Summary: 90 ES tests take 2 minutes to run → 90 ES tests take 2 long 2 run
Data from my machine... Running all tests: OK! 1394 tests, 0 failures, 0 errors, 5 skips in 91.4s Skipping ES tests: OK! 1394 tests, 0 failures, 0 errors, 95 skips in 79.7s ES tests take a much lesser % of the total time in my case. Must be because of one or more of: * 16 GB of RAM * solid state storage * retina omg pixels
So, I have three thoughts: 1. I wish I had a machine like Ricky 2. I'm guessing it's the SSD--I've got 4 GB of memory and running the tests doesn't seem to use much of it 3. I think this is probably worth looking into since it definitely affects me, probably affects Mike, probably affects Rehan (who runs in a VM still, I think) and definitely affect jenkins Oh, I thought of another thought: 4. It's possible that this problem will go away after we update to ElasticUtils master tip (to become 0.7) which uses pyelasticsearch instead of pyes
Data from my machine: Running all tests (ES On): OK! 1395 tests, 0 failures, 0 errors, 5 skips in 181.8s With the ES daemon shut off: OK! 1395 tests, 0 failures, 0 errors, 95 skips in 82.4s Difference is 99.4 seconds / 54.7% taken by those 90 skipped tests. Notable things: * 8GB of RAM * Spinning HDD * MySQL and ES running with EatMyData * MySQL and ES have been inexpertly tweaked to improve performance * ES has replication turned off, and only one shard. * MySQL has been generally told to use more memory. * Redis and Memcached were both running during these tests. I don't know if that makes a difference. I want to try and find a way to run just these 90 tests, but I haven't yet found a way to convince nose to tell me what they are.
Ok, with Will's help I got nose to run just the failed tests, and they take about 100 seconds, so it is definitely these 90 tests.
(In reply to Mike Cooper [:mythmon] from comment #3) > I want to try and find a way to run just these 90 tests, but I haven't yet > found a way to convince nose to tell me what they are. http://nose.readthedocs.org/en/latest/plugins/attrib.html @attr('search') or @attr(speed='slow') or something similar would let us more easily run the tests with the -a option. Also, it provides a nice, explicit label for these particular tests.
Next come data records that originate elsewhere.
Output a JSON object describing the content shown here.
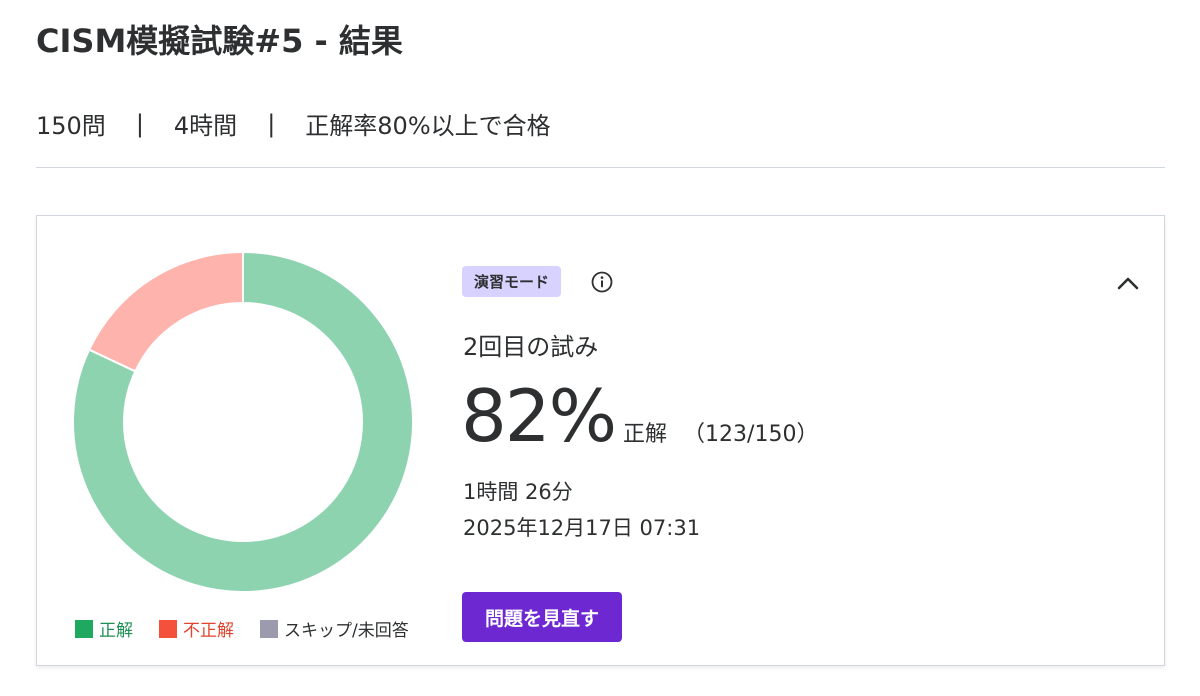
{
  "header": {
    "title": "CISM模擬試験#5 - 結果"
  },
  "meta": {
    "questions": "150問",
    "separator": "|",
    "duration": "4時間",
    "pass_criteria": "正解率80%以上で合格"
  },
  "result": {
    "mode_badge": "演習モード",
    "attempt": "2回目の試み",
    "score": "82%",
    "score_label": "正解",
    "score_count": "（123/150）",
    "time_taken": "1時間 26分",
    "datetime": "2025年12月17日 07:31",
    "review_button": "問題を見直す"
  },
  "chart_data": {
    "type": "pie",
    "categories": [
      "正解",
      "不正解",
      "スキップ/未回答"
    ],
    "values": [
      123,
      27,
      0
    ],
    "colors": [
      "#8dd3b0",
      "#ffb3ad",
      "#9b9bad"
    ],
    "legend": [
      {
        "label": "正解",
        "swatch": "#1fa860",
        "text_color": "#1e8f54"
      },
      {
        "label": "不正解",
        "swatch": "#f4503c",
        "text_color": "#e0442e"
      },
      {
        "label": "スキップ/未回答",
        "swatch": "#9b9bad",
        "text_color": "#2d2f31"
      }
    ]
  },
  "icons": {
    "info": "info-icon",
    "collapse": "chevron-up-icon"
  }
}
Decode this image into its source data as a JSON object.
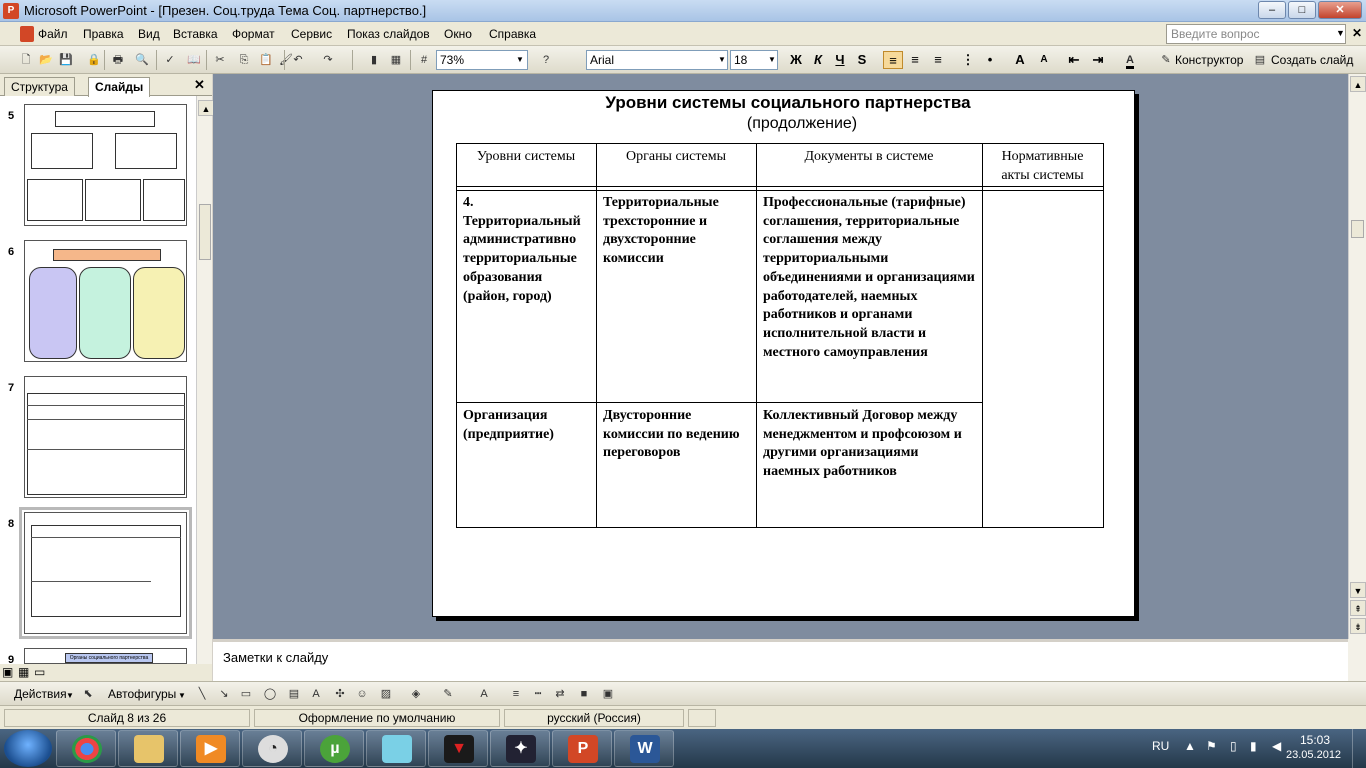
{
  "window": {
    "title": "Microsoft PowerPoint - [Презен. Соц.труда Тема Соц. партнерство.]",
    "minimize": "–",
    "maximize": "□",
    "close": "✕"
  },
  "menu": {
    "items": [
      "Файл",
      "Правка",
      "Вид",
      "Вставка",
      "Формат",
      "Сервис",
      "Показ слайдов",
      "Окно",
      "Справка"
    ],
    "help_placeholder": "Введите вопрос",
    "close_doc": "✕"
  },
  "toolbar": {
    "zoom": "73%",
    "font": "Arial",
    "font_size": "18",
    "bold": "Ж",
    "italic": "К",
    "underline": "Ч",
    "shadow": "S",
    "designer": "Конструктор",
    "new_slide": "Создать слайд"
  },
  "left_pane": {
    "tab_outline": "Структура",
    "tab_slides": "Слайды",
    "close": "✕",
    "slide_numbers": [
      "5",
      "6",
      "7",
      "8",
      "9"
    ],
    "thumb9_label": "Органы социального партнерства"
  },
  "slide": {
    "title": "Уровни системы социального партнерства",
    "subtitle": "(продолжение)",
    "headers": [
      "Уровни системы",
      "Органы системы",
      "Документы в системе",
      "Нормативные акты системы"
    ],
    "rows": [
      {
        "level": "4. Территориальный административно территориальные образования (район, город)",
        "organs": "Территориальные трехсторонние и двухсторонние комиссии",
        "docs": "Профессиональные (тарифные) соглашения, территориальные соглашения между территориальными объединениями и организациями работодателей, наемных работников и органами исполнительной власти и местного самоуправления",
        "acts": ""
      },
      {
        "level": "Организация (предприятие)",
        "organs": "Двусторонние комиссии по ведению переговоров",
        "docs": "Коллективный Договор между менеджментом и профсоюзом и другими организациями наемных работников",
        "acts": ""
      }
    ]
  },
  "notes": {
    "placeholder": "Заметки к слайду"
  },
  "drawing": {
    "actions": "Действия",
    "autoshapes": "Автофигуры"
  },
  "status": {
    "slide": "Слайд 8 из 26",
    "design": "Оформление по умолчанию",
    "language": "русский (Россия)"
  },
  "tray": {
    "lang": "RU",
    "time": "15:03",
    "date": "23.05.2012"
  }
}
The tests take 3 minutes on my machine after the changes in the PR for bug #831005. Why? Because after doing a refresh, with pyelasticsearch, the indexing code does a cluster health call and waits until the cluster is yellow. With pyes, we couldn't do that, so we had a time.sleep(). After the PR in bug #831005: * without ES running: OK! 1402 tests, 0 failures, 0 errors, 96 skips in 133.6s * with ES running: OK! 1402 tests, 0 failures, 0 errors, 5 skips in 178.4s After PR from bug #831005 lands, the 91 ES tests will take 45 seconds (1/4 the time). That's much better. We can probably slim that down a little further if we ditch the indexing code that's there for fixtures. Having said that, I think 3 minutes is good, so once that lands, I vote we close this out.
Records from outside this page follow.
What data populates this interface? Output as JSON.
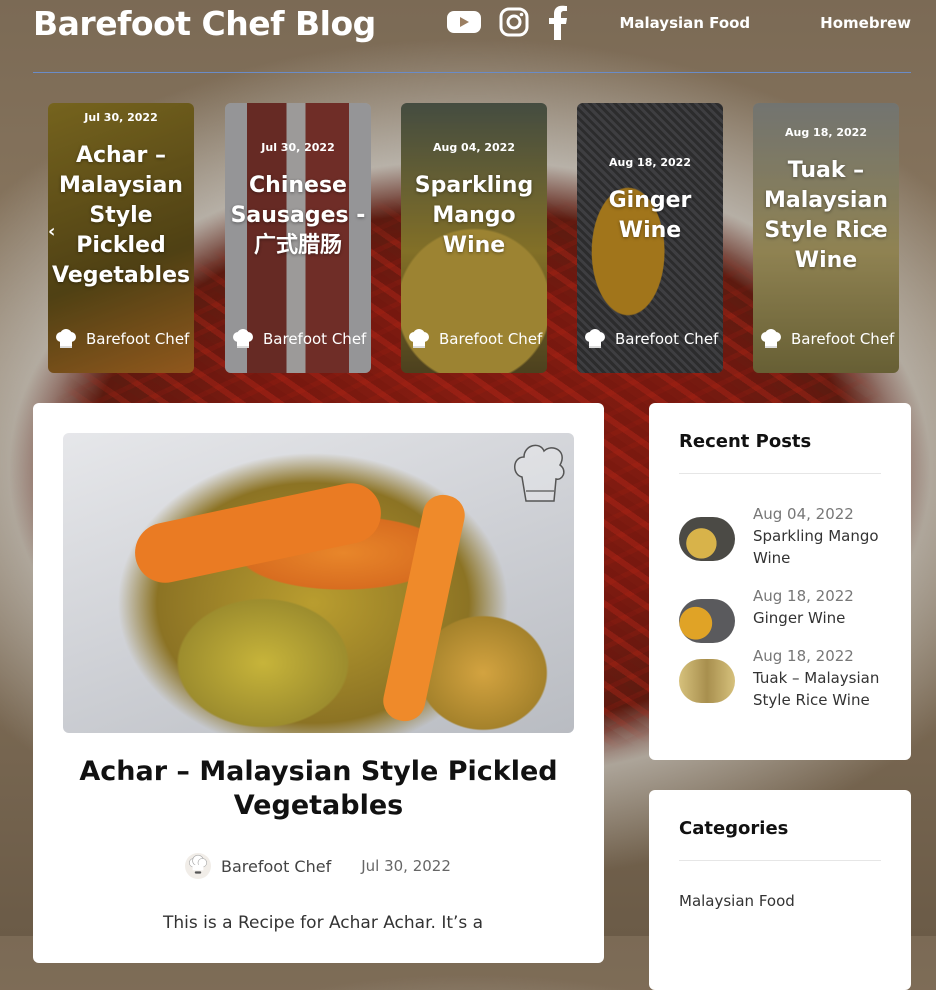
{
  "site": {
    "title": "Barefoot Chef Blog"
  },
  "social": [
    "youtube-icon",
    "instagram-icon",
    "facebook-icon"
  ],
  "nav": [
    "Malaysian Food",
    "Homebrew"
  ],
  "carousel": [
    {
      "date": "Jul 30, 2022",
      "title": "Achar – Malaysian Style Pickled Vegetables",
      "author": "Barefoot Chef",
      "color": "#8a7a2a"
    },
    {
      "date": "Jul 30, 2022",
      "title": "Chinese Sausages - 广式腊肠",
      "author": "Barefoot Chef",
      "color": "#9b5a4a"
    },
    {
      "date": "Aug 04, 2022",
      "title": "Sparkling Mango Wine",
      "author": "Barefoot Chef",
      "color": "#b49a3e"
    },
    {
      "date": "Aug 18, 2022",
      "title": "Ginger Wine",
      "author": "Barefoot Chef",
      "color": "#6f6a5c"
    },
    {
      "date": "Aug 18, 2022",
      "title": "Tuak – Malaysian Style Rice Wine",
      "author": "Barefoot Chef",
      "color": "#a39a62"
    }
  ],
  "post": {
    "title": "Achar – Malaysian Style Pickled Vegetables",
    "author": "Barefoot Chef",
    "date": "Jul 30, 2022",
    "excerpt": "This is a Recipe for Achar Achar. It’s a"
  },
  "recent": {
    "title": "Recent Posts",
    "items": [
      {
        "date": "Aug 04, 2022",
        "name": "Sparkling Mango Wine",
        "color": "#c9a13a"
      },
      {
        "date": "Aug 18, 2022",
        "name": "Ginger Wine",
        "color": "#c98d24"
      },
      {
        "date": "Aug 18, 2022",
        "name": "Tuak – Malaysian Style Rice Wine",
        "color": "#b99a52"
      }
    ]
  },
  "categories": {
    "title": "Categories",
    "items": [
      "Malaysian Food"
    ]
  }
}
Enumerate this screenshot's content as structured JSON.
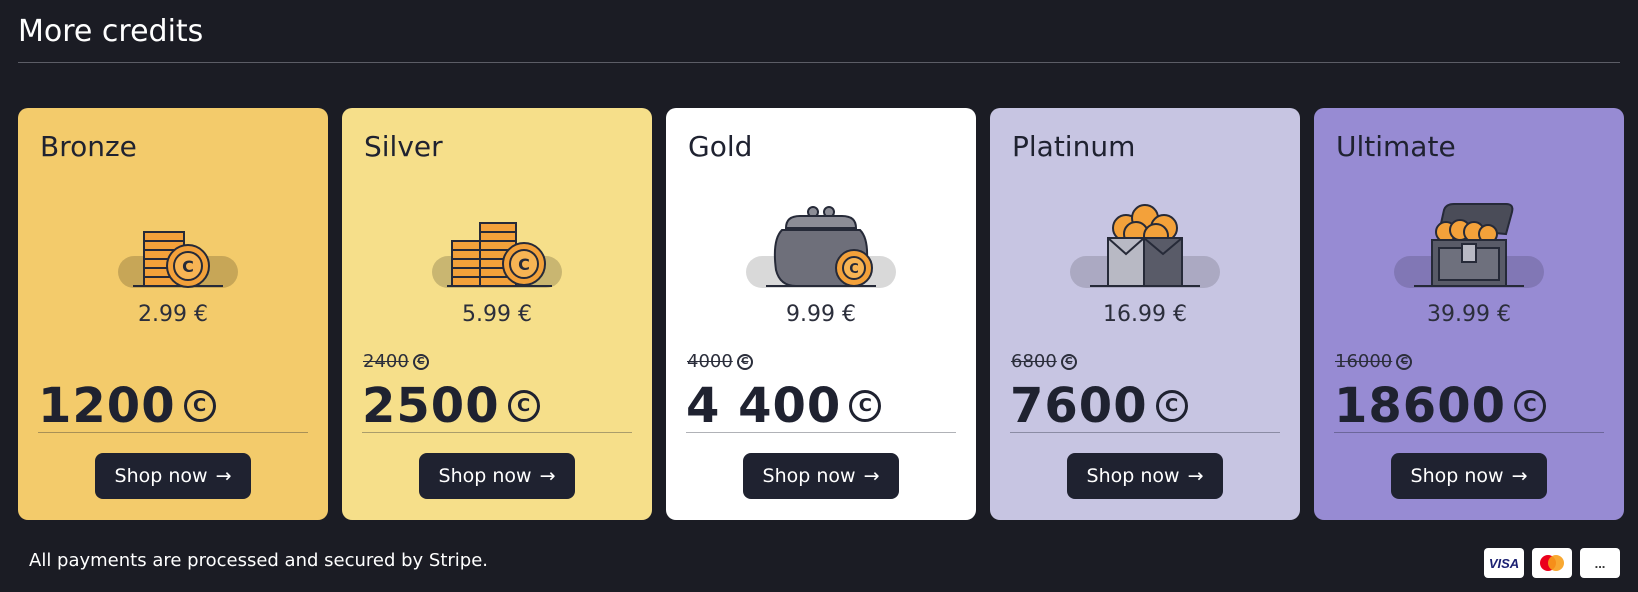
{
  "header": {
    "title": "More credits"
  },
  "cards": [
    {
      "name": "Bronze",
      "price": "2.99 €",
      "old_amount": "",
      "amount": "1200",
      "button": "Shop now",
      "color": "#f3cb6b",
      "icon": "coin-stack-icon"
    },
    {
      "name": "Silver",
      "price": "5.99 €",
      "old_amount": "2400",
      "amount": "2500",
      "button": "Shop now",
      "color": "#f6df8a",
      "icon": "double-coin-stack-icon"
    },
    {
      "name": "Gold",
      "price": "9.99 €",
      "old_amount": "4000",
      "amount": "4 400",
      "button": "Shop now",
      "color": "#ffffff",
      "icon": "coin-purse-icon"
    },
    {
      "name": "Platinum",
      "price": "16.99 €",
      "old_amount": "6800",
      "amount": "7600",
      "button": "Shop now",
      "color": "#c7c5e2",
      "icon": "coin-box-icon"
    },
    {
      "name": "Ultimate",
      "price": "39.99 €",
      "old_amount": "16000",
      "amount": "18600",
      "button": "Shop now",
      "color": "#978bd3",
      "icon": "treasure-chest-icon"
    }
  ],
  "currency_symbol": "C",
  "button_arrow": "→",
  "footer": {
    "text": "All payments are processed and secured by Stripe.",
    "payment_methods": [
      {
        "label": "VISA",
        "icon": "visa-icon"
      },
      {
        "label": "",
        "icon": "mastercard-icon"
      },
      {
        "label": "...",
        "icon": "more-payment-methods-icon"
      }
    ]
  }
}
That PR and a few others landed. The timings are still about the same for me: No ES: OK! 1471 tests, 0 failures, 0 errors, 104 skips in 161.4s With ES: OK! 1471 tests, 0 failures, 0 errors, 5 skips in 216.7s That's better. I think that's sufficient to close this out.
Status: NEW → RESOLVED
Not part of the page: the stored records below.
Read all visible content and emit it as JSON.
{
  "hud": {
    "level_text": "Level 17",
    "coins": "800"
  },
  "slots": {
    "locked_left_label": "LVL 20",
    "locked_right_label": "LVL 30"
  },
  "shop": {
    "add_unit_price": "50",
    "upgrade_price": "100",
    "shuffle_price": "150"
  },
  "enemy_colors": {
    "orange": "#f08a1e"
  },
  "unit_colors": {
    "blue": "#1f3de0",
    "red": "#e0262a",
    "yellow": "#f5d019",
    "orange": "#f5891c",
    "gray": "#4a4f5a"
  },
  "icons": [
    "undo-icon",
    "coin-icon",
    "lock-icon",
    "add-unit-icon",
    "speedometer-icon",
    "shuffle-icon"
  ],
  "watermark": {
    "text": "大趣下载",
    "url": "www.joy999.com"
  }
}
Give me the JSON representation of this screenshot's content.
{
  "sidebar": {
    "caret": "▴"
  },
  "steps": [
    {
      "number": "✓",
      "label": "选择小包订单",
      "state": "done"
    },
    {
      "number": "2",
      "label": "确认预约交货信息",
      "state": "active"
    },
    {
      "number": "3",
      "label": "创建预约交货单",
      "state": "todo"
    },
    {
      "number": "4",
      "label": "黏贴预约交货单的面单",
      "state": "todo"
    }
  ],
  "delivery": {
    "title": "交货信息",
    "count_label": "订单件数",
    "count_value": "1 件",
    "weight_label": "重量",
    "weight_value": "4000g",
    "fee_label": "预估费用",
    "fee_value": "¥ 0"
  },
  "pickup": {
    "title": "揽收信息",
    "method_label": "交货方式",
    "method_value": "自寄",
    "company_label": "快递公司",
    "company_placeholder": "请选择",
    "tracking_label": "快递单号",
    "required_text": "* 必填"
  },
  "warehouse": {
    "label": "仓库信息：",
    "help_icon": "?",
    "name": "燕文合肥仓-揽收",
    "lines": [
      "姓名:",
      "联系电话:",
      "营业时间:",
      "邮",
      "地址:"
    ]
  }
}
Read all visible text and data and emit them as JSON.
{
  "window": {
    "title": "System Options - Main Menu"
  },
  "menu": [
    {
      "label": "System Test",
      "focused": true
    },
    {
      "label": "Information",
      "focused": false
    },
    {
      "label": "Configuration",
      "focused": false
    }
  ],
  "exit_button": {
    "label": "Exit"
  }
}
Last Resolved: 5 years ago
Resolution: --- → FIXED
You need to log in before you can comment on or make changes to this bug.